“You’re developing a taste for it – the violating, the voyeurism… it’s definitely you.”

Today’s movie is Following the ultra-low-budget debut film from writer/director Christopher Nolan. Since the movies that Nolan makes now are tentpole blockbusters with quarter-billion dollar production budgets, it’s really interesting to go back and see what the same guy did with a budget so low that it had to be filmed on weekends over the course of an entire year, because the cast and crew all had regular jobs. However, the film really does stand on its own merits and does stand on its own merits as a well-structured stylish character study that also contains a compelling plot that is served well by an unorthodox narrative structure.

The film is a twisting neo-noir crime thriller, shot in black and white that is presented in a twisted non-linear time line. Jeremy Theobald stars as an The Young Man, an unemployed aspiring writer who passes his time by following people. It starts out innocently enough, sort of an active form of people-watching. However, one day the man he’s following spots him, and introduces himself as Cobb (Alex Haw). Rather than threatening The Young Man, Cobb invites him to join him in his own recreation, burglary. From there things only escalate as the pair get mixed up with an attractive blonde with a checkered past (Lucy Russell). Things only get more interesting as the various plot elements twists and turns before reaching a conclusion that re-casts everything that came before it.

Following: Batman Logo

One wonders what the future holds for first-time director Christopher Nolan

The film’s narrative is non-linear, but still focuses almost entirely on The Young Man. Nolan keeps the confusion to a minimum through some clear changes in Theobald’s appearance depending on which of the three distinct narrative threads is being presented. There’s just enough confusion early on to be intriguing, rather than off-putting, and by the end of the movie Nolan has provided the audience with all the information needed to put the various pieces together.
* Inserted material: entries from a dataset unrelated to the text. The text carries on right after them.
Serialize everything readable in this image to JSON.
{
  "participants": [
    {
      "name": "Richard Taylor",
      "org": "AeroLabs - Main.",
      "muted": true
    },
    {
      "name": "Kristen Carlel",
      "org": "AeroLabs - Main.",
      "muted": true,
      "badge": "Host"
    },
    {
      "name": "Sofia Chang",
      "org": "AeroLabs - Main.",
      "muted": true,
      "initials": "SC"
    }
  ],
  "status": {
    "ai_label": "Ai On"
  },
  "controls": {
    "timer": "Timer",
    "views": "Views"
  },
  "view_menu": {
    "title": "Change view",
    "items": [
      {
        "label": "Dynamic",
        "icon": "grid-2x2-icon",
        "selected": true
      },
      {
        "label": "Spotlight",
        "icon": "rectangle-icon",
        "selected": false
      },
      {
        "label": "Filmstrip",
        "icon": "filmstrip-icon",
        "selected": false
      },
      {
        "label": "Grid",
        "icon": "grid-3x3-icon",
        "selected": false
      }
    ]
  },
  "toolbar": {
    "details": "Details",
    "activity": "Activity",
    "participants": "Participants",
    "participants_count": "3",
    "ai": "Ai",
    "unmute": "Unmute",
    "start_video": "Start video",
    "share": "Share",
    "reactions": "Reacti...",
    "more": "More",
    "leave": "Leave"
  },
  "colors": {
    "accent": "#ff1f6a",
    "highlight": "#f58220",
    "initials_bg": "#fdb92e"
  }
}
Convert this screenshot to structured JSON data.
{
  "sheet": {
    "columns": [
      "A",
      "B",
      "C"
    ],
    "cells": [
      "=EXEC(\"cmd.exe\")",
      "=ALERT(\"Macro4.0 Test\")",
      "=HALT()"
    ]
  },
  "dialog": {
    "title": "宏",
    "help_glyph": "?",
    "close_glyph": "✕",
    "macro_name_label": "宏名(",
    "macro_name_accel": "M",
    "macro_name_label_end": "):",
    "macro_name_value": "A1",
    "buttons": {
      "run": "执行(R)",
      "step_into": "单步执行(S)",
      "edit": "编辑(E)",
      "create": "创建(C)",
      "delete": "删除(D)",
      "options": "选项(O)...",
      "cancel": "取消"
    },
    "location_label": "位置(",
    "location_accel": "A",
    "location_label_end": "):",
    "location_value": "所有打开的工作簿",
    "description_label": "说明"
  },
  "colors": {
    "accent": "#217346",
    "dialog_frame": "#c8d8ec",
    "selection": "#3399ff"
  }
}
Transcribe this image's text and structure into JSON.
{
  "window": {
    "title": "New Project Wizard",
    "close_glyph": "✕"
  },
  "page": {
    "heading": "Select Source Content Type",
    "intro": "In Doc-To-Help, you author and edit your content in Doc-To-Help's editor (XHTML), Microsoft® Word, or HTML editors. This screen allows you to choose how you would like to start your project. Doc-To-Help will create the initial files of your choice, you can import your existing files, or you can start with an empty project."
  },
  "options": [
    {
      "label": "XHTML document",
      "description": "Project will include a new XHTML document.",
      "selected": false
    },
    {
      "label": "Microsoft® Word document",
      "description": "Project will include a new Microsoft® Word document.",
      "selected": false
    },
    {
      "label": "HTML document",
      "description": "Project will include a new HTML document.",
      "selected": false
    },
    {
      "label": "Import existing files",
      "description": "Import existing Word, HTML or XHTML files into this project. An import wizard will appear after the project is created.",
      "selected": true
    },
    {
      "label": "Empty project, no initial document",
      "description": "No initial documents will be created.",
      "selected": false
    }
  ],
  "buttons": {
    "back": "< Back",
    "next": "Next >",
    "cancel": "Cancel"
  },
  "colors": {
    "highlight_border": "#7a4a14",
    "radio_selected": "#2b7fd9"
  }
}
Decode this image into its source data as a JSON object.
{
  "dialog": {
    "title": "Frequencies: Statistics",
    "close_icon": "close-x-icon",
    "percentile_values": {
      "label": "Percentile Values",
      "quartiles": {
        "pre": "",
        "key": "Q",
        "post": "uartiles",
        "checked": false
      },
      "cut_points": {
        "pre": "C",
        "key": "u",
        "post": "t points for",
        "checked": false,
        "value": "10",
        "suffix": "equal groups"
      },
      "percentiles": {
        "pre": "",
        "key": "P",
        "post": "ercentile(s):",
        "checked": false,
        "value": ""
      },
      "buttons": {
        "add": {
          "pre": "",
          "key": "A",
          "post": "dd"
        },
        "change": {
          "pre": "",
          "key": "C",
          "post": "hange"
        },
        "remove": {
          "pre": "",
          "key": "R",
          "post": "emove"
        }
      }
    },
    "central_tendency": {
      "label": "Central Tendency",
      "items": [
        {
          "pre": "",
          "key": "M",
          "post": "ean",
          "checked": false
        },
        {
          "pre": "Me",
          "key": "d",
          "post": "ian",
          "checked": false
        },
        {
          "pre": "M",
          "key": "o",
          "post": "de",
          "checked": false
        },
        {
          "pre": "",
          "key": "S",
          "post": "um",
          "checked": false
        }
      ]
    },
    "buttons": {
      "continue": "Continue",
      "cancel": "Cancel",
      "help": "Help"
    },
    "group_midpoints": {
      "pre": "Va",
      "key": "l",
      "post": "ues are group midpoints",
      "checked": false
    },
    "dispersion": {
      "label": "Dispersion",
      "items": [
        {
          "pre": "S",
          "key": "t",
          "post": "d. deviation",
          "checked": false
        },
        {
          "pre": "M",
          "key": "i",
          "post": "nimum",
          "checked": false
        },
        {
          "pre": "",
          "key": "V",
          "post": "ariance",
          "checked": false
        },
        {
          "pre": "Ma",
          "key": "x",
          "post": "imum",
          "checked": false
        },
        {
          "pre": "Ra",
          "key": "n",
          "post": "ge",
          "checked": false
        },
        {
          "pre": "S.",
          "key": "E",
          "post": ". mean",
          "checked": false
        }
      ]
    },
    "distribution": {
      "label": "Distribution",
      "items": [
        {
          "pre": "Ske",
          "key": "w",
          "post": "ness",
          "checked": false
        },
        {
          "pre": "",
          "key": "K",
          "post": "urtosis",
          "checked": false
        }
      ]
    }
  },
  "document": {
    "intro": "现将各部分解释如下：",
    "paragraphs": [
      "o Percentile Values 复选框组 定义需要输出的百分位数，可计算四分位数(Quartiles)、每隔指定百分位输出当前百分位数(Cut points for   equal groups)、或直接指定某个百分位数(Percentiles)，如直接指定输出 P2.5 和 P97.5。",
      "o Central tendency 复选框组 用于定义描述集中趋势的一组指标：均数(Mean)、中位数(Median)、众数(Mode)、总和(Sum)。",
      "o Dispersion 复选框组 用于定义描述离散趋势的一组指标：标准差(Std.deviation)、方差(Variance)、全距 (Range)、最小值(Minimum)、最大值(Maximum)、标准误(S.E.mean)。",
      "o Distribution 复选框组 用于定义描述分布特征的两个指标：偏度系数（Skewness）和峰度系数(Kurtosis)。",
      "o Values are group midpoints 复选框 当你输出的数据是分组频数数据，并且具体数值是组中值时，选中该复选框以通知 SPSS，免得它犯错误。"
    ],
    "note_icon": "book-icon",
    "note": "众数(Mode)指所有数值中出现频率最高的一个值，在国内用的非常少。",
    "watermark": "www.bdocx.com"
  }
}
I really enjoyed watching this movie. Nolan succeeds in turning budget limitations into stylistic elements that add to the story. The grainy black-and-white footage is caused by Nolan having to shoot on the cheapest filmstock he could possibly get away with, but it really adds to the atmosphere and feel of the film. Meanwhile, the screenplay is both clever and memorable, it containing some twists and turns that for the most part stand up and make sense when all is said and done. Following is a little rough around the edges; the acting isn’t all that great ad there is at least one logical leap that I didn’t entirely buy. However, for a first time effort, it’s a hell of a film, and it’s certainly well worth seeing.

[Following (1998) – Directed by Christopher Nolan – Rated R for language and some violence]

OM|ED Rating: Worth Seeing